Starting from the line that holds "Transcribe this image's", print each remaining line of the entries exactly, ending with the last.

─── RECORDED DATA ───

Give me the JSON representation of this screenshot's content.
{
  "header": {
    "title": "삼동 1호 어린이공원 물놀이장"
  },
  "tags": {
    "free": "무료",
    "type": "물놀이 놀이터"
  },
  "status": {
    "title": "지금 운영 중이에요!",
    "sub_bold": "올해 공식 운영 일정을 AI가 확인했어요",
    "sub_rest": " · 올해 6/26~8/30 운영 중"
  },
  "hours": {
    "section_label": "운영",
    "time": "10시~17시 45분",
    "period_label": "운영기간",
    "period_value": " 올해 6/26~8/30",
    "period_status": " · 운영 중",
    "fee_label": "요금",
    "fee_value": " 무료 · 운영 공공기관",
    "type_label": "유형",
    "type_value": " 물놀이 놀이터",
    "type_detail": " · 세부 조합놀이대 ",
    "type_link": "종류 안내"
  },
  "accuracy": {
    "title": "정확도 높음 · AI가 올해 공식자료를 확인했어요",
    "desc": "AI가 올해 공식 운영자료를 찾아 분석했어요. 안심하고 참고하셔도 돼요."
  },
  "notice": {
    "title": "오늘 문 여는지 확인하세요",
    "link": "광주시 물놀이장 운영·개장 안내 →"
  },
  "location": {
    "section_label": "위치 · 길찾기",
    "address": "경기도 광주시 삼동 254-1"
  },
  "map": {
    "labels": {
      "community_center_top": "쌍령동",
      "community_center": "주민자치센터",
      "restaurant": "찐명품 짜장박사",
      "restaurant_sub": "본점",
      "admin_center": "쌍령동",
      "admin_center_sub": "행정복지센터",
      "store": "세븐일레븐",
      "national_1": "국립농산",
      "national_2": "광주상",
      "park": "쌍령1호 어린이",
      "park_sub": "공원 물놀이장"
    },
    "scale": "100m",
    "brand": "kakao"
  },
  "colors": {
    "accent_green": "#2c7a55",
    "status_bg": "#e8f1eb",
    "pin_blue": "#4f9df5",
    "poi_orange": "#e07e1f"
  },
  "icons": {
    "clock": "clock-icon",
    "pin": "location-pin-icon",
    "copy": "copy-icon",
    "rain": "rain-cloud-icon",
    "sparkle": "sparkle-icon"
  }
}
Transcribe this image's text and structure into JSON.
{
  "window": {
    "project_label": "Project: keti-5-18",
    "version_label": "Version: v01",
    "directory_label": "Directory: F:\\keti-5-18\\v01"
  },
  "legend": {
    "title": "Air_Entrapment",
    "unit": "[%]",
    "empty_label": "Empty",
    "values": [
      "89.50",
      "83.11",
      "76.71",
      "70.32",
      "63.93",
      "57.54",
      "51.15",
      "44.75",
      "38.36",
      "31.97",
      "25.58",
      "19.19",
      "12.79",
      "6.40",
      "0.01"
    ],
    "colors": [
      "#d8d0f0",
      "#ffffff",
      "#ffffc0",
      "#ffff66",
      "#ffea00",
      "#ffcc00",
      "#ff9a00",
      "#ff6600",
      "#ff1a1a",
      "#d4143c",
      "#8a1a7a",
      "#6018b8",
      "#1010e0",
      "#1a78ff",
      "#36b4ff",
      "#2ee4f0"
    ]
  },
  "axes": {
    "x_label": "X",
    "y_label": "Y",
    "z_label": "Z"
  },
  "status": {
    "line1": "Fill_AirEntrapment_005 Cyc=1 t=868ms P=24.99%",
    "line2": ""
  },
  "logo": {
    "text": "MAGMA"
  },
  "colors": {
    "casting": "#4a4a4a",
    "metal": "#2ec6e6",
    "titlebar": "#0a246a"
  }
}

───

_ANSWER BOX_.
Transcribe this image's text and structure into JSON.
{
  "window": {
    "project_label": "Project: keti-5-18",
    "version_label": "Version: v01",
    "directory_label": "Directory: F:\\keti-5-18\\v01"
  },
  "legend": {
    "title": "Air_Entrapment",
    "unit": "[%]",
    "empty_label": "Empty",
    "values": [
      "89.50",
      "83.11",
      "76.71",
      "70.32",
      "63.93",
      "57.54",
      "51.15",
      "44.75",
      "38.36",
      "31.97",
      "25.58",
      "19.19",
      "12.79",
      "6.40",
      "0.01"
    ],
    "colors": [
      "#d8d0f0",
      "#ffffff",
      "#ffffc0",
      "#ffff66",
      "#ffea00",
      "#ffcc00",
      "#ff9a00",
      "#ff6600",
      "#ff1a1a",
      "#d4143c",
      "#8a1a7a",
      "#6018b8",
      "#1010e0",
      "#1a78ff",
      "#36b4ff",
      "#2ee4f0"
    ]
  },
  "axes": {
    "x_label": "X",
    "y_label": "Y",
    "z_label": "Z"
  },
  "status": {
    "line1": "Fill_AirEntrapment_005 Cyc=1 t=868ms P=24.99%",
    "line2": ""
  },
  "logo": {
    "text": "MAGMA"
  },
  "colors": {
    "casting": "#4a4a4a",
    "metal": "#2ec6e6",
    "titlebar": "#0a246a"
  }
}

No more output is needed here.